Parent Strategies to Support Mealtime Participation for Children with Autism Spectrum Disorders: Integration of Behavior and Narrative Data
Objectives: The purpose of this study was to identify and triangulate parent reported and observed strategies used to support their child’s mealtime participation.
Methods: Twelve families with a child between the ages of 2 and 7 years with ASD were recruited to participate in 1 to 2 videotaped mealtime observations and 1 to 3 semi-structured interviews. Videos were reviewed to identify strategies families used during mealtimes to facilitate participation. The strategies were identified, defined, and arranged into categories using qualitative conventional content analysis. The categories were used to develop coding schemes with detailed definitions that were used to code family mealtime videos with each video being coded independently by two research team members. Agreement measures of inter-rater reliability were calculated. Thematic analysis was used on the transcribed parent interviews to identify strategies parents reported using during child eating experiences and family mealtimes. Categories of observed behavioral strategies were compared to the themes of reported parent strategies.

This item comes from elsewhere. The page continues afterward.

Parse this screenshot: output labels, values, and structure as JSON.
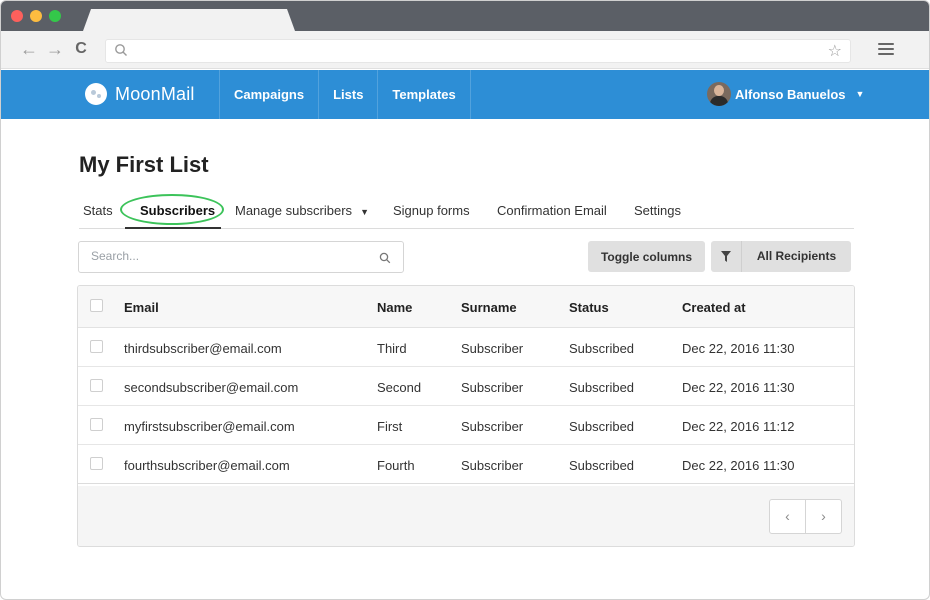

Results: Six categories of observed parental strategies were identified through the mealtime video data: 1) Parent Intervening and Ignoring, 2) Meal Preparation and Adaptability, 3) Positive Reinforcements, 4) Play and Imagination, 5) Distractions, and 6) Modeling. In contrast, only four primary themes of parent reported strategies were identified through the parent interview data: 1) Setting the Mealtime Stage, 2) Essential Food Modifications, 3) Social Strategies, and 4) Letting Go. When describing mealtime strategies, parents consistently discussed the importance of the environmental and child context in determining when and what strategies they may use to support their child. Families were observed to and reported using multiple strategies within and across mealtimes with variable success, highlighting the individualistic nature of feeding challenges in children with ASD. However, the observed and reported family strategies were not necessarily the same.
Conclusions: Similarities and differences were found when comparing the observed and parent-reported mealtime strategies to support their child with ASD. For example, parents described the strategies they used to prepare and create an environment to promote food acceptance during mealtime (Setting the Mealtime Stage), which was clearly confirmed through their behaviors during the observed mealtimes (Mealtime Preparation/Adaptability). However, multiple direct strategies were observed during mealtime (i.e., Parent Intervening/Ignoring and Distractions) that were absent in the parent interviews. Identifying the relationship between parent-reported and observed mealtime strategies will allow for a richer understanding of the context and motivation leading to parent behaviors during family mealtimes that will support the development of family-centered interventions to promote mealtime participation for children with ASD.